[Instructions to follow] Where does the word "размещения" occur in the material? Copy each line that has it.

[Input data]

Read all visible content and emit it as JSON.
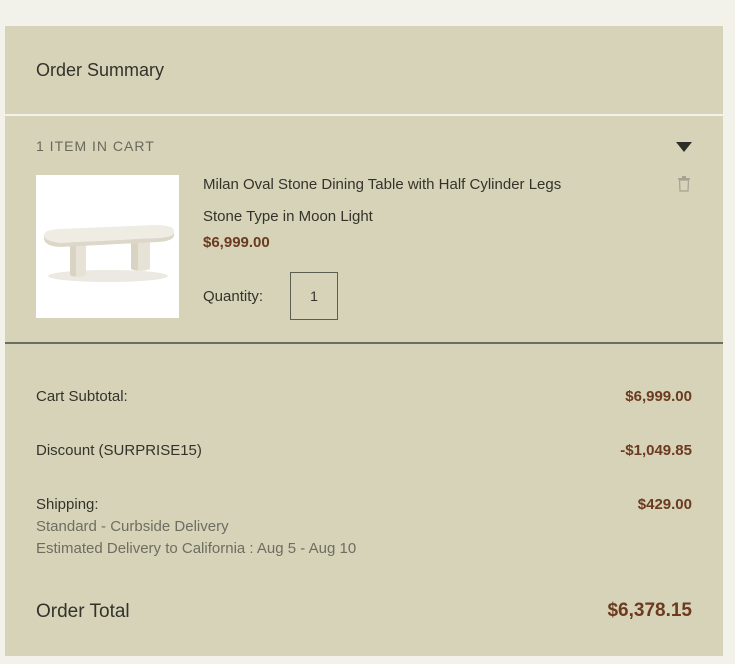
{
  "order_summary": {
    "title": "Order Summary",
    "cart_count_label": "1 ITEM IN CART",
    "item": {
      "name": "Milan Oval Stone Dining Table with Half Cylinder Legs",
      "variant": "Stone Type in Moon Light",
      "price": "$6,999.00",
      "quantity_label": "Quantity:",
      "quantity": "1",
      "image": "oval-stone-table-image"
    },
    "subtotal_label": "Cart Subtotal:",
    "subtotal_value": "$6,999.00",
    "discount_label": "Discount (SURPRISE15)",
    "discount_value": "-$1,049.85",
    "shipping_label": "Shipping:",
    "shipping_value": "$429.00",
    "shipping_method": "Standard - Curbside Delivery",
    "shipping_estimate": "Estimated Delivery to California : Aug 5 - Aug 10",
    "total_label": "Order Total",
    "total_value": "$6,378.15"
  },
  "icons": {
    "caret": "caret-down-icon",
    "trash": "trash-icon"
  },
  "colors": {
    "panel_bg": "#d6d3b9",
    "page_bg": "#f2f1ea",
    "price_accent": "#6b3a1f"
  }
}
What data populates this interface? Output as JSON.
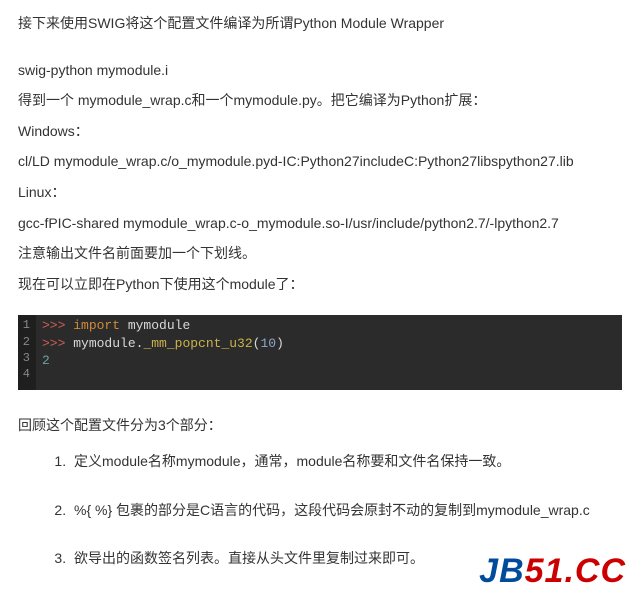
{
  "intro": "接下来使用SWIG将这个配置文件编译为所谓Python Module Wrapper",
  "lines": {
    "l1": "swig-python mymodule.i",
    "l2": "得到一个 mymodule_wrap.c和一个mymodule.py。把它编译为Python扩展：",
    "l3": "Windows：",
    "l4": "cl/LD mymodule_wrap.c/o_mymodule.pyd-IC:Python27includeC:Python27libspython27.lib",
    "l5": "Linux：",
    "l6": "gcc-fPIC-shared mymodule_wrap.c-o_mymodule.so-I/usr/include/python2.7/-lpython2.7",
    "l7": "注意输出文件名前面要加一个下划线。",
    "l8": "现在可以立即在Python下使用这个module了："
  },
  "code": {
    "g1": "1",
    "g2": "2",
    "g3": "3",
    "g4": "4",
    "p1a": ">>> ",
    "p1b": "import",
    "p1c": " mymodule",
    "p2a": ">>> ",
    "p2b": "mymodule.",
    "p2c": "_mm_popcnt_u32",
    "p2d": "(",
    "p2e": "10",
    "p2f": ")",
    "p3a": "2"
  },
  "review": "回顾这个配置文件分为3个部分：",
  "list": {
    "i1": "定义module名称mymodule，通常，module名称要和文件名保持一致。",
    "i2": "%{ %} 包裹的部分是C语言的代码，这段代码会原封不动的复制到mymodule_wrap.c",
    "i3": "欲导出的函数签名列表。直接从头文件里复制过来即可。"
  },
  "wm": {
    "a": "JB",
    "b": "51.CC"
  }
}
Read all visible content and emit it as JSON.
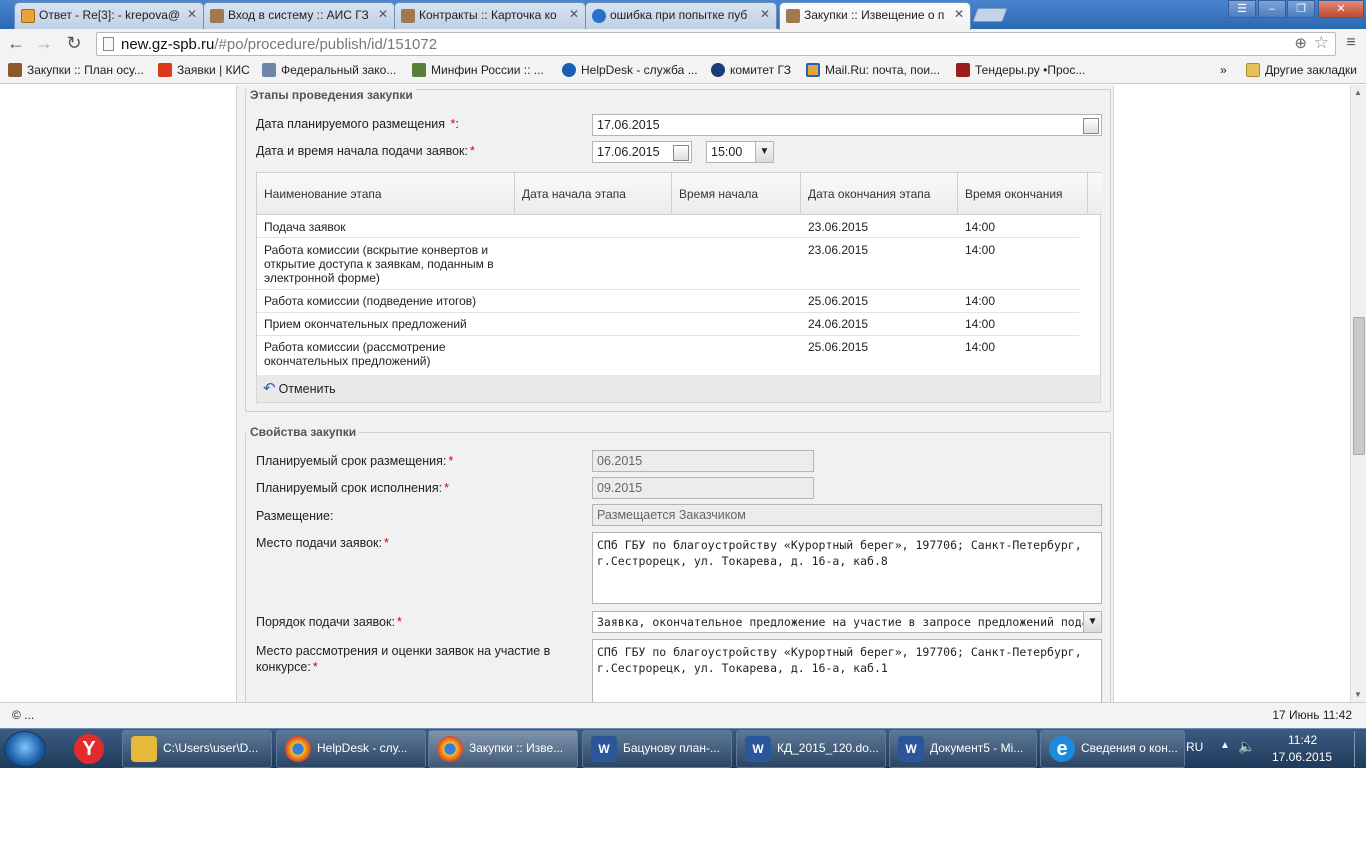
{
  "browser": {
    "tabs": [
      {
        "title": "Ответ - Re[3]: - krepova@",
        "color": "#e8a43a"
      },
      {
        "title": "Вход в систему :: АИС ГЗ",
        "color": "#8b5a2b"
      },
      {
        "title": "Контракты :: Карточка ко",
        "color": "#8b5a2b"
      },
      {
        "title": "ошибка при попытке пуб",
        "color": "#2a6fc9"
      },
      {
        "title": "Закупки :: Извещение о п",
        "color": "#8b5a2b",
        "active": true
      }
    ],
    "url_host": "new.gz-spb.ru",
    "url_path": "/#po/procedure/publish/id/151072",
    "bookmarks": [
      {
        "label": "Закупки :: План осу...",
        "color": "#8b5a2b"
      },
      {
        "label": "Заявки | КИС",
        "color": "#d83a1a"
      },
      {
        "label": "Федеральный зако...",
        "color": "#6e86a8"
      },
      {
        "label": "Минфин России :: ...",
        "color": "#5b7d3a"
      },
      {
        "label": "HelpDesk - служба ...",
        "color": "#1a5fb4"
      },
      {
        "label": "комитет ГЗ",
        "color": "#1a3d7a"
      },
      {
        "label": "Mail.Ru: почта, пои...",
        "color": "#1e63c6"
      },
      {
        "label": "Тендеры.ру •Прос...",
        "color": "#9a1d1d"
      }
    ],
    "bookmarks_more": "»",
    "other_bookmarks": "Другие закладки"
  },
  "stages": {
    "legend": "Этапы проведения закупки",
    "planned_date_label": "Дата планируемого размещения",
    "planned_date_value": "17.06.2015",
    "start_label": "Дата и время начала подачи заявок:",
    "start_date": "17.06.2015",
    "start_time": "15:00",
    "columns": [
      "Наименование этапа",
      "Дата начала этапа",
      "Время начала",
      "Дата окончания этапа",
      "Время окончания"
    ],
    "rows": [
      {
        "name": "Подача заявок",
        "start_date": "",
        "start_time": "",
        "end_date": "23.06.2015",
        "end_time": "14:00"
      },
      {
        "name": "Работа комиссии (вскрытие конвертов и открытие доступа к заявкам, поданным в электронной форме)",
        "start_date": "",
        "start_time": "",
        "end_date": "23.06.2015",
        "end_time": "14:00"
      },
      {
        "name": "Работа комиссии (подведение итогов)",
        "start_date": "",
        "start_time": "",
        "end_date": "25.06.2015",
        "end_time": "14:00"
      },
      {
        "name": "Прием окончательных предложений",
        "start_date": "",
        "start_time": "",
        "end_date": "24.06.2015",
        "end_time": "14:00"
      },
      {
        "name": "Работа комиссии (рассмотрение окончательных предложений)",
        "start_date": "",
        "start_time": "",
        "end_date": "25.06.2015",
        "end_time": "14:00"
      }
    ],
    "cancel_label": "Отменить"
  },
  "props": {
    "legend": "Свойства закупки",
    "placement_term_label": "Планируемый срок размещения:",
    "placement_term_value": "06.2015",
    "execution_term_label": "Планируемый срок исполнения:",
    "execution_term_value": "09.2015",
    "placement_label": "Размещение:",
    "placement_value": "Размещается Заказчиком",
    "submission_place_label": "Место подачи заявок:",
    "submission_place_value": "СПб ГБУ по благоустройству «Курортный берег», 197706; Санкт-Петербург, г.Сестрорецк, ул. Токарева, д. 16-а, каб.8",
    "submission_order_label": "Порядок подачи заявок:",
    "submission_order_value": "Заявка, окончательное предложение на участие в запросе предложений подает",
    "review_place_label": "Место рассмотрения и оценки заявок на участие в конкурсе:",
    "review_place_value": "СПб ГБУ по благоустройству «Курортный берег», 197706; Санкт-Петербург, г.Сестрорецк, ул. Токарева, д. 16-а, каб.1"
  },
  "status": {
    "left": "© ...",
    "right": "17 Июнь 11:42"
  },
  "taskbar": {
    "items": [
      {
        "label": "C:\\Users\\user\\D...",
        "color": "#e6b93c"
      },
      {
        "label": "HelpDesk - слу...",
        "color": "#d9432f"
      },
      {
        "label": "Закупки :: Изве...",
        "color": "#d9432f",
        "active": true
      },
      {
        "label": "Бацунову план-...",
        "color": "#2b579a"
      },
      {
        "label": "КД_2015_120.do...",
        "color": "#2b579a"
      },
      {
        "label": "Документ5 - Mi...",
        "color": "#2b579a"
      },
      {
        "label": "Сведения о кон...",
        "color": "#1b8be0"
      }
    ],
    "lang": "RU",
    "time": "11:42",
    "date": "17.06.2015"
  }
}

[Answer box]
    "planned_date_label": "Дата планируемого размещения",
    "placement_term_label": "Планируемый срок размещения:",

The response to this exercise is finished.